The History of the Lottery

The lottery is a game in which people purchase tickets and hope to win a prize. The prizes are usually cash, but some are goods and services. The lottery has been criticized as an addictive form of gambling, but it can also be used to raise money for charitable causes. Some of the biggest winners have become philanthropists, and the money they have won has helped improve the lives of others.

While the chances of winning the lottery are low, some players enjoy the thrill of strategizing and picking their numbers carefully. This might be because it gives them a sense of control over something that is ultimately random. Moreover, some players believe that they can improve the odds of winning by using a number-mixing strategy. For example, they may choose to buy both low and high numbers, as well as odd and even. Choosing these numbers increases their chances of winning by improving the probability that any number will be drawn in the future.

It is important to note that if you win the lottery, you will be required to pay tax on your prize. Depending on the country in which you live, you may be required to pay up to 50% of your winnings. This is why it is important to know the rules before you play the lottery. Additionally, there are a variety of ways to avoid paying tax on your winnings. You can find more information about these rules on the official website of the lottery.

Financial lotteries are popular in many countries around the world. They have been around for centuries, and some of the earliest known signs are keno slips from the Han dynasty between 205 and 187 BC. They are thought to have been the first lottery games. Later, in the 18th century, private lotteries grew to be more common than public ones. These lotteries raised money for a variety of projects, including the building of the British Museum and various projects in the American colonies.

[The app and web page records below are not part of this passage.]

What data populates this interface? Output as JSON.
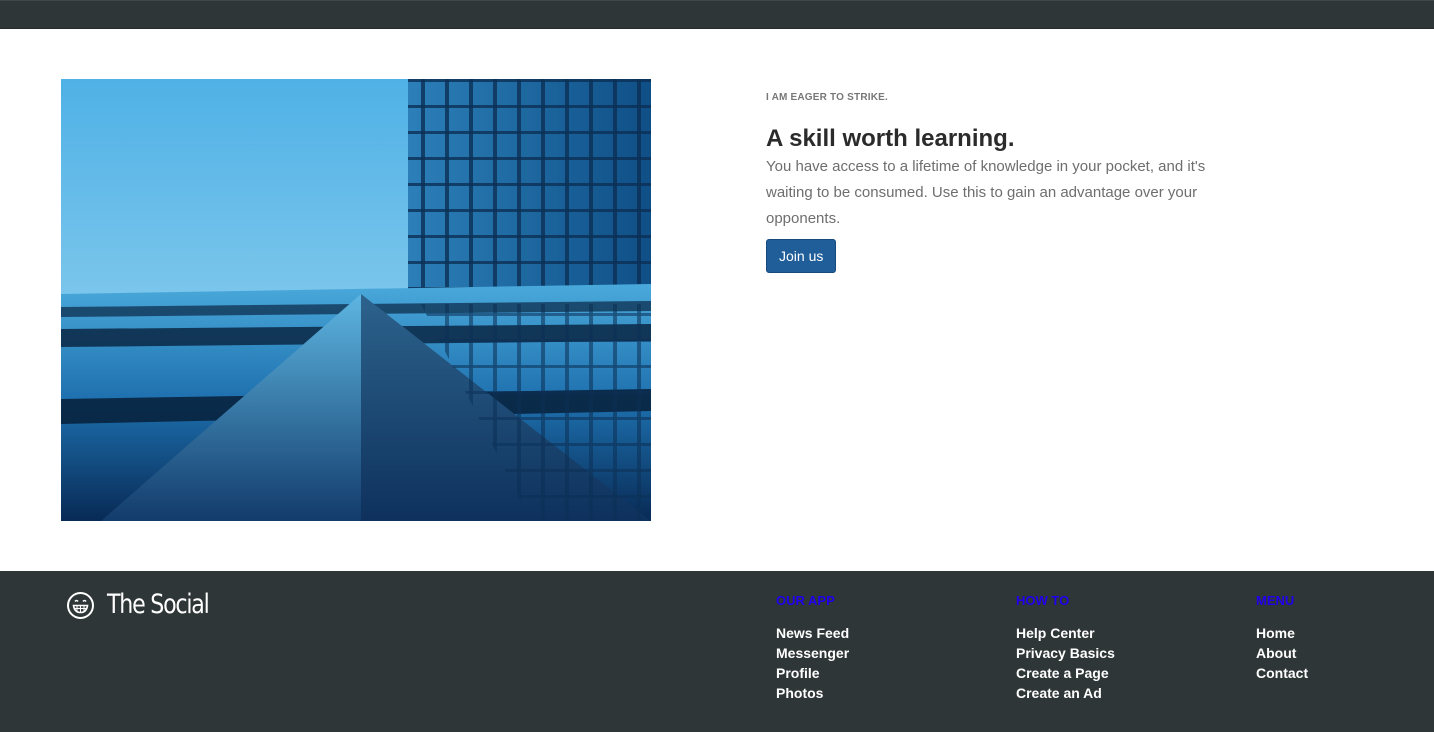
{
  "hero": {
    "eyebrow": "I AM EAGER TO STRIKE.",
    "headline": "A skill worth learning.",
    "body": "You have access to a lifetime of knowledge in your pocket, and it's waiting to be consumed. Use this to gain an advantage over your opponents.",
    "button_label": "Join us",
    "image_icon": "building-photo"
  },
  "footer": {
    "brand": {
      "name": "The Social",
      "icon": "grin-face-icon"
    },
    "columns": [
      {
        "heading": "OUR APP",
        "links": [
          "News Feed",
          "Messenger",
          "Profile",
          "Photos"
        ]
      },
      {
        "heading": "HOW TO",
        "links": [
          "Help Center",
          "Privacy Basics",
          "Create a Page",
          "Create an Ad"
        ]
      },
      {
        "heading": "MENU",
        "links": [
          "Home",
          "About",
          "Contact"
        ]
      }
    ]
  },
  "colors": {
    "bar": "#2f3637",
    "accent": "#1f5e99",
    "footer_heading": "#2200ee"
  }
}
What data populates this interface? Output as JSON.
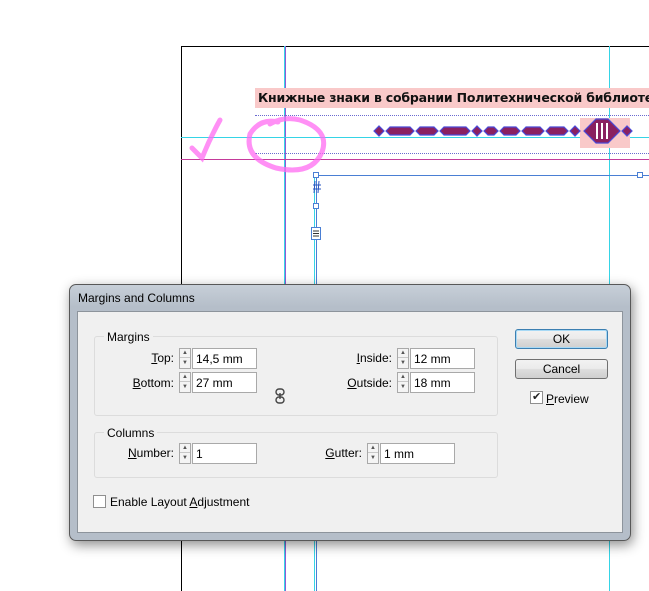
{
  "document": {
    "title_text": "Книжные знаки в собрании Политехнической библиотеки"
  },
  "dialog": {
    "title": "Margins and Columns",
    "margins": {
      "legend": "Margins",
      "top": {
        "label_pre": "",
        "label_mnemonic": "T",
        "label_post": "op:",
        "value": "14,5 mm"
      },
      "bottom": {
        "label_pre": "",
        "label_mnemonic": "B",
        "label_post": "ottom:",
        "value": "27 mm"
      },
      "inside": {
        "label_pre": "",
        "label_mnemonic": "I",
        "label_post": "nside:",
        "value": "12 mm"
      },
      "outside": {
        "label_pre": "",
        "label_mnemonic": "O",
        "label_post": "utside:",
        "value": "18 mm"
      },
      "link_icon": "chain-link-icon"
    },
    "columns": {
      "legend": "Columns",
      "number": {
        "label_pre": "",
        "label_mnemonic": "N",
        "label_post": "umber:",
        "value": "1"
      },
      "gutter": {
        "label_pre": "",
        "label_mnemonic": "G",
        "label_post": "utter:",
        "value": "1 mm"
      }
    },
    "enable_layout_adjustment": {
      "label_pre": "Enable Layout ",
      "label_mnemonic": "A",
      "label_post": "djustment",
      "checked": false
    },
    "buttons": {
      "ok": "OK",
      "cancel": "Cancel"
    },
    "preview": {
      "label_mnemonic": "P",
      "label_post": "review",
      "checked": true
    }
  },
  "colors": {
    "guide_cyan": "#35d4e6",
    "guide_purple": "#8e5bd6",
    "guide_magenta": "#c43a9a",
    "title_highlight": "#f9c9c9",
    "annotation_pink": "#ff6bf2",
    "frame_blue": "#4a7fd4"
  }
}
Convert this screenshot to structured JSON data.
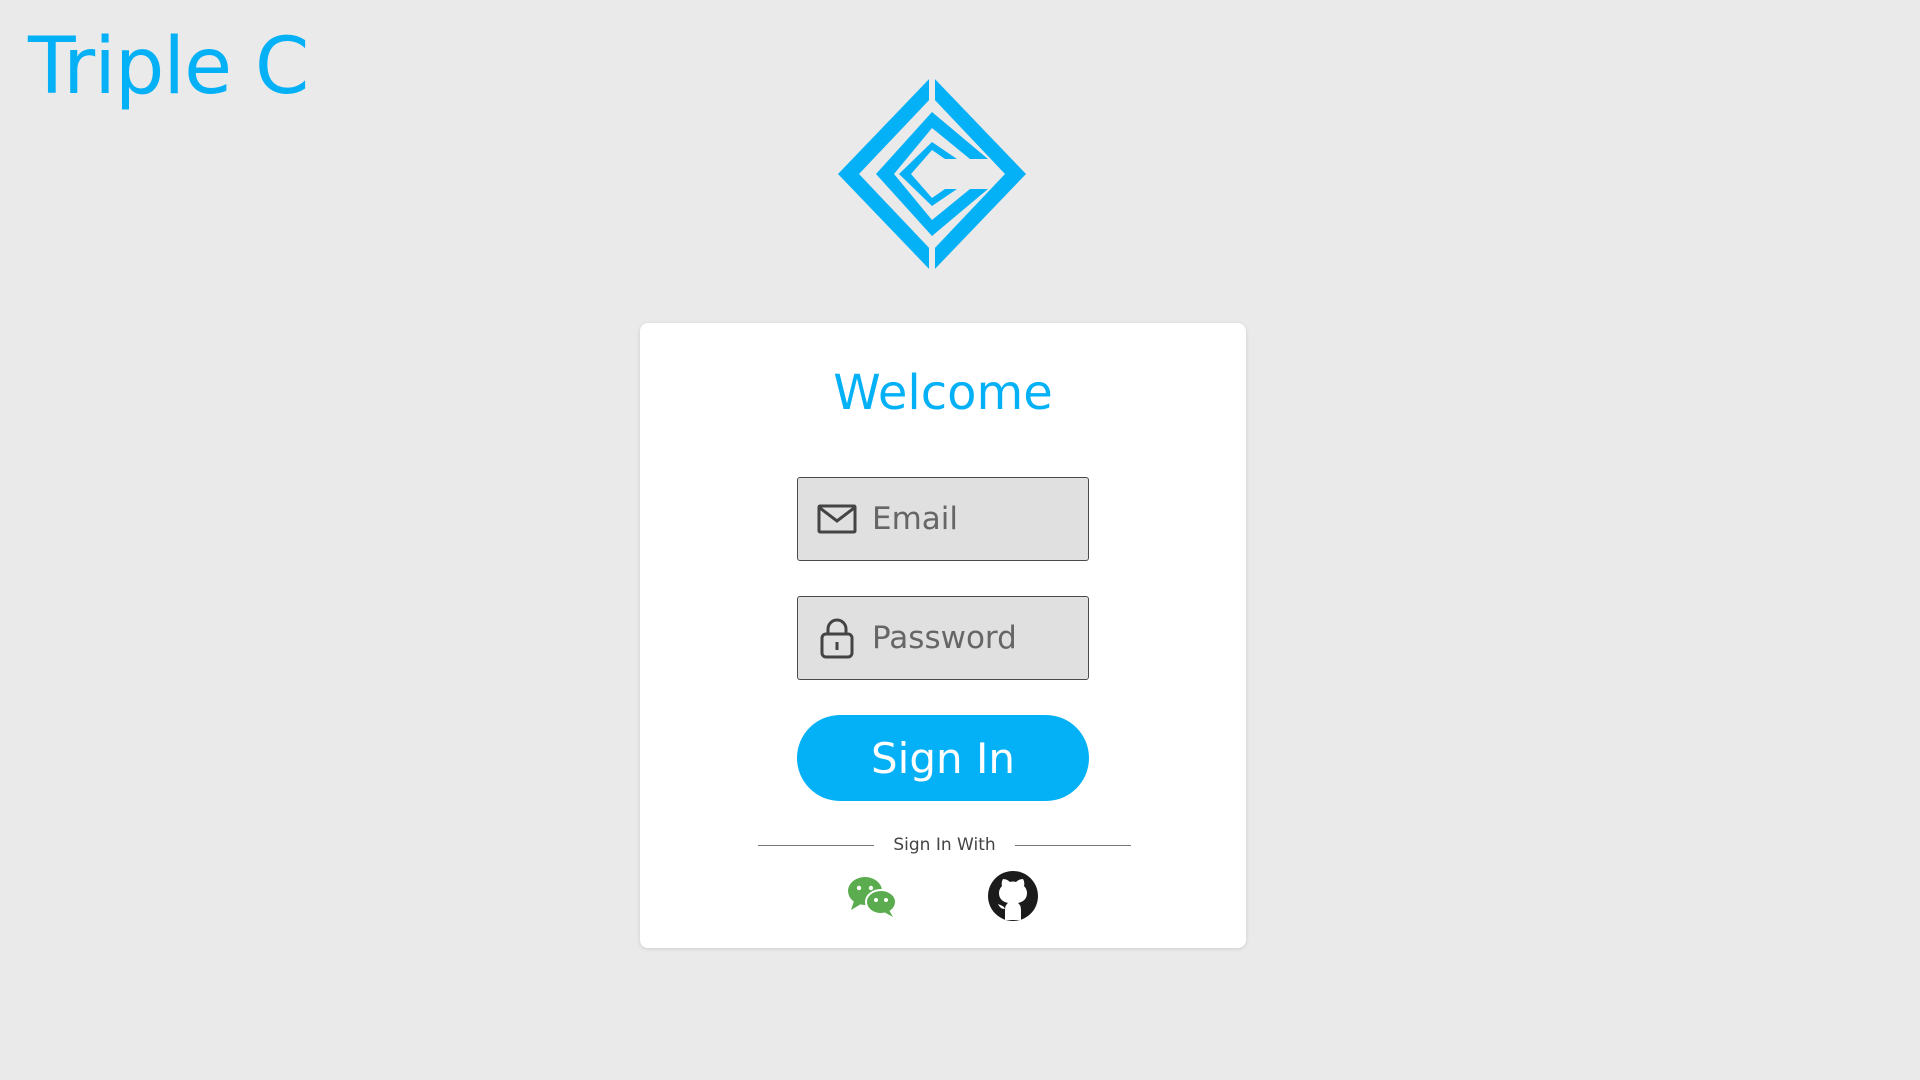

The era of state-run lotteries was popular in the US in the immediate post-World War II period, when states needed additional revenue to expand social safety nets. Many of the state governments viewed the lotteries as a way to increase their tax revenues without having to levy especially onerous taxes on middle and working classes.

Americans spend more than $80 billion on the lottery each year. Some play for the pure pleasure of it, while others believe that the jackpots can help them get out of debt or make a new start in life. Regardless of the reason, it is essential to know that the odds of winning are quite low. Nonetheless, if the entertainment value and other non-monetary benefits of playing the lottery exceed the disutility of a monetary loss, then it may be a rational decision for an individual. However, if the benefits are not worth the risk, it is best to stay away from the lottery.